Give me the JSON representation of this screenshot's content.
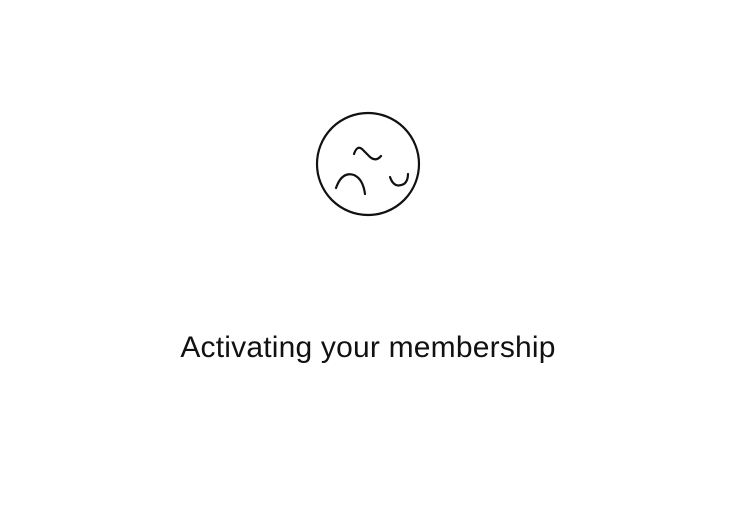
{
  "loading": {
    "icon": "membership-logo-icon",
    "message": "Activating your membership"
  },
  "colors": {
    "background": "#ffffff",
    "foreground": "#111111"
  }
}
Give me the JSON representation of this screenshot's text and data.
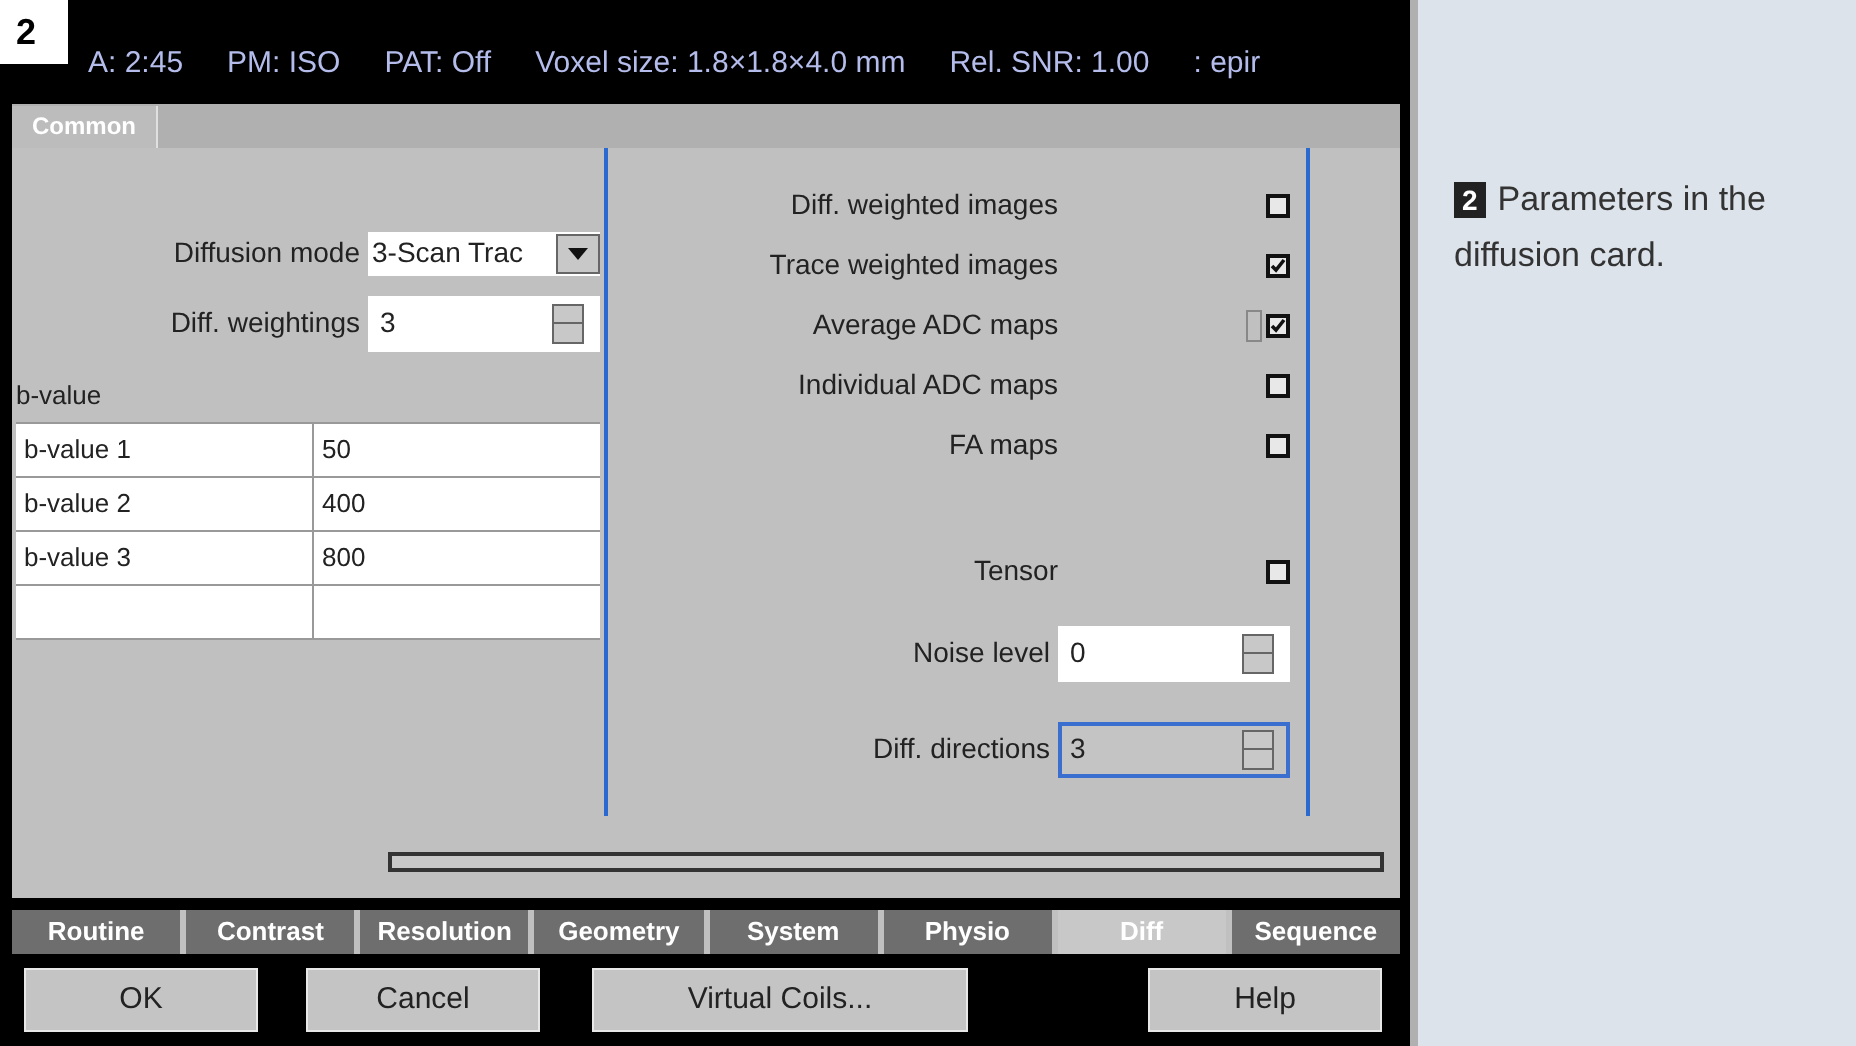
{
  "figure_number": "2",
  "status_bar": [
    "A: 2:45",
    "PM: ISO",
    "PAT: Off",
    "Voxel size: 1.8×1.8×4.0 mm",
    "Rel. SNR: 1.00",
    ": epir"
  ],
  "top_tabs": [
    {
      "label": "Common",
      "selected": true
    }
  ],
  "diffusion_mode": {
    "label": "Diffusion mode",
    "value": "3-Scan Trac"
  },
  "diff_weightings": {
    "label": "Diff. weightings",
    "value": "3"
  },
  "b_value_table": {
    "title": "b-value",
    "rows": [
      [
        "b-value 1",
        "50"
      ],
      [
        "b-value 2",
        "400"
      ],
      [
        "b-value 3",
        "800"
      ],
      [
        "",
        ""
      ]
    ]
  },
  "options": [
    {
      "label": "Diff. weighted images",
      "checked": false
    },
    {
      "label": "Trace weighted images",
      "checked": true
    },
    {
      "label": "Average ADC maps",
      "checked": true
    },
    {
      "label": "Individual ADC maps",
      "checked": false
    },
    {
      "label": "FA maps",
      "checked": false
    },
    {
      "label": "Tensor",
      "checked": false
    }
  ],
  "noise_level": {
    "label": "Noise level",
    "value": "0",
    "focused": false
  },
  "diff_directions": {
    "label": "Diff. directions",
    "value": "3",
    "focused": true
  },
  "card_tabs": [
    {
      "label": "Routine",
      "selected": false
    },
    {
      "label": "Contrast",
      "selected": false
    },
    {
      "label": "Resolution",
      "selected": false
    },
    {
      "label": "Geometry",
      "selected": false
    },
    {
      "label": "System",
      "selected": false
    },
    {
      "label": "Physio",
      "selected": false
    },
    {
      "label": "Diff",
      "selected": true
    },
    {
      "label": "Sequence",
      "selected": false
    }
  ],
  "buttons": [
    "OK",
    "Cancel",
    "Virtual Coils...",
    "Help"
  ],
  "caption": {
    "number": "2",
    "text": "Parameters in the diffusion card."
  }
}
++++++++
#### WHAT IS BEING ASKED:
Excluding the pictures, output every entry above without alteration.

#### YOUR SOLUTION:
Give me the JSON representation of this screenshot's content.
{
  "loading": {
    "icon": "membership-logo-icon",
    "message": "Activating your membership"
  },
  "colors": {
    "background": "#ffffff",
    "foreground": "#111111"
  }
}
Give me the JSON representation of this screenshot's text and data.
{
  "figure_number": "2",
  "status_bar": [
    "A: 2:45",
    "PM: ISO",
    "PAT: Off",
    "Voxel size: 1.8×1.8×4.0 mm",
    "Rel. SNR: 1.00",
    ": epir"
  ],
  "top_tabs": [
    {
      "label": "Common",
      "selected": true
    }
  ],
  "diffusion_mode": {
    "label": "Diffusion mode",
    "value": "3-Scan Trac"
  },
  "diff_weightings": {
    "label": "Diff. weightings",
    "value": "3"
  },
  "b_value_table": {
    "title": "b-value",
    "rows": [
      [
        "b-value 1",
        "50"
      ],
      [
        "b-value 2",
        "400"
      ],
      [
        "b-value 3",
        "800"
      ],
      [
        "",
        ""
      ]
    ]
  },
  "options": [
    {
      "label": "Diff. weighted images",
      "checked": false
    },
    {
      "label": "Trace weighted images",
      "checked": true
    },
    {
      "label": "Average ADC maps",
      "checked": true
    },
    {
      "label": "Individual ADC maps",
      "checked": false
    },
    {
      "label": "FA maps",
      "checked": false
    },
    {
      "label": "Tensor",
      "checked": false
    }
  ],
  "noise_level": {
    "label": "Noise level",
    "value": "0",
    "focused": false
  },
  "diff_directions": {
    "label": "Diff. directions",
    "value": "3",
    "focused": true
  },
  "card_tabs": [
    {
      "label": "Routine",
      "selected": false
    },
    {
      "label": "Contrast",
      "selected": false
    },
    {
      "label": "Resolution",
      "selected": false
    },
    {
      "label": "Geometry",
      "selected": false
    },
    {
      "label": "System",
      "selected": false
    },
    {
      "label": "Physio",
      "selected": false
    },
    {
      "label": "Diff",
      "selected": true
    },
    {
      "label": "Sequence",
      "selected": false
    }
  ],
  "buttons": [
    "OK",
    "Cancel",
    "Virtual Coils...",
    "Help"
  ],
  "caption": {
    "number": "2",
    "text": "Parameters in the diffusion card."
  }
}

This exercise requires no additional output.